• [Aim of the exercise]
Leave the images out, and otherwise write out each entry exactly.

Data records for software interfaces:
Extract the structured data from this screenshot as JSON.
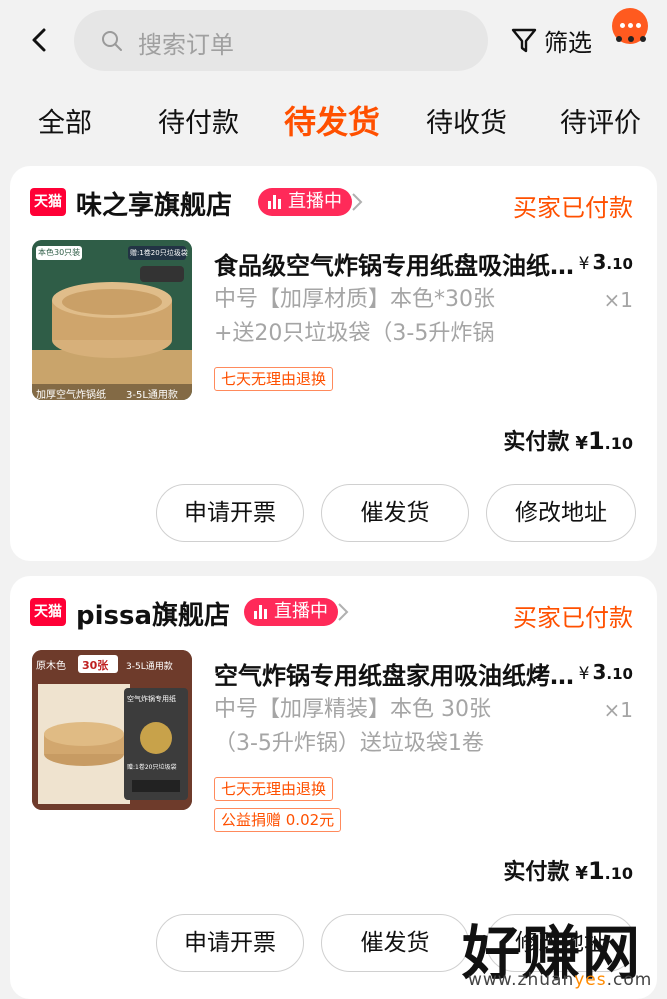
{
  "header": {
    "search_placeholder": "搜索订单",
    "filter_label": "筛选"
  },
  "tabs": [
    {
      "label": "全部"
    },
    {
      "label": "待付款"
    },
    {
      "label": "待发货",
      "active": true
    },
    {
      "label": "待收货"
    },
    {
      "label": "待评价"
    }
  ],
  "orders": [
    {
      "platform_badge": "天猫",
      "shop_name": "味之享旗舰店",
      "live_badge": "直播中",
      "status": "买家已付款",
      "product_title": "食品级空气炸锅专用纸盘吸油纸锡纸盘",
      "price_currency": "¥",
      "price_int": "3",
      "price_dec": ".10",
      "sku_line1": "中号【加厚材质】本色*30张",
      "sku_line2": "+送20只垃圾袋（3-5升炸锅",
      "quantity": "×1",
      "tags": [
        "七天无理由退换"
      ],
      "paid_label": "实付款",
      "paid_currency": "¥",
      "paid_int": "1",
      "paid_dec": ".10",
      "image_texts": [
        "本色30只装",
        "赠:1卷20只垃圾袋",
        "加厚空气炸锅纸",
        "3-5L通用款"
      ],
      "buttons": [
        "申请开票",
        "催发货",
        "修改地址"
      ]
    },
    {
      "platform_badge": "天猫",
      "shop_name": "pissa旗舰店",
      "live_badge": "直播中",
      "status": "买家已付款",
      "product_title": "空气炸锅专用纸盘家用吸油纸烤箱烘焙",
      "price_currency": "¥",
      "price_int": "3",
      "price_dec": ".10",
      "sku_line1": "中号【加厚精装】本色 30张",
      "sku_line2": "（3-5升炸锅）送垃圾袋1卷",
      "quantity": "×1",
      "tags": [
        "七天无理由退换",
        "公益捐赠 0.02元"
      ],
      "paid_label": "实付款",
      "paid_currency": "¥",
      "paid_int": "1",
      "paid_dec": ".10",
      "image_texts": [
        "原木色",
        "30张",
        "3-5L通用款",
        "空气炸锅专用纸",
        "赠:1卷20只垃圾袋"
      ],
      "buttons": [
        "申请开票",
        "催发货",
        "修改地址"
      ]
    }
  ],
  "watermark": {
    "text": "好赚网",
    "url_pre": "www.zhuan",
    "url_hl": "yes",
    "url_post": ".com"
  },
  "colors": {
    "accent": "#ff5000",
    "tmall_red": "#ff0036",
    "live_pink": "#ff2a59",
    "background": "#f2f2f2"
  }
}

• [Your response]
Extract the structured data from this screenshot as JSON.
{
  "header": {
    "search_placeholder": "搜索订单",
    "filter_label": "筛选"
  },
  "tabs": [
    {
      "label": "全部"
    },
    {
      "label": "待付款"
    },
    {
      "label": "待发货",
      "active": true
    },
    {
      "label": "待收货"
    },
    {
      "label": "待评价"
    }
  ],
  "orders": [
    {
      "platform_badge": "天猫",
      "shop_name": "味之享旗舰店",
      "live_badge": "直播中",
      "status": "买家已付款",
      "product_title": "食品级空气炸锅专用纸盘吸油纸锡纸盘",
      "price_currency": "¥",
      "price_int": "3",
      "price_dec": ".10",
      "sku_line1": "中号【加厚材质】本色*30张",
      "sku_line2": "+送20只垃圾袋（3-5升炸锅",
      "quantity": "×1",
      "tags": [
        "七天无理由退换"
      ],
      "paid_label": "实付款",
      "paid_currency": "¥",
      "paid_int": "1",
      "paid_dec": ".10",
      "image_texts": [
        "本色30只装",
        "赠:1卷20只垃圾袋",
        "加厚空气炸锅纸",
        "3-5L通用款"
      ],
      "buttons": [
        "申请开票",
        "催发货",
        "修改地址"
      ]
    },
    {
      "platform_badge": "天猫",
      "shop_name": "pissa旗舰店",
      "live_badge": "直播中",
      "status": "买家已付款",
      "product_title": "空气炸锅专用纸盘家用吸油纸烤箱烘焙",
      "price_currency": "¥",
      "price_int": "3",
      "price_dec": ".10",
      "sku_line1": "中号【加厚精装】本色 30张",
      "sku_line2": "（3-5升炸锅）送垃圾袋1卷",
      "quantity": "×1",
      "tags": [
        "七天无理由退换",
        "公益捐赠 0.02元"
      ],
      "paid_label": "实付款",
      "paid_currency": "¥",
      "paid_int": "1",
      "paid_dec": ".10",
      "image_texts": [
        "原木色",
        "30张",
        "3-5L通用款",
        "空气炸锅专用纸",
        "赠:1卷20只垃圾袋"
      ],
      "buttons": [
        "申请开票",
        "催发货",
        "修改地址"
      ]
    }
  ],
  "watermark": {
    "text": "好赚网",
    "url_pre": "www.zhuan",
    "url_hl": "yes",
    "url_post": ".com"
  },
  "colors": {
    "accent": "#ff5000",
    "tmall_red": "#ff0036",
    "live_pink": "#ff2a59",
    "background": "#f2f2f2"
  }
}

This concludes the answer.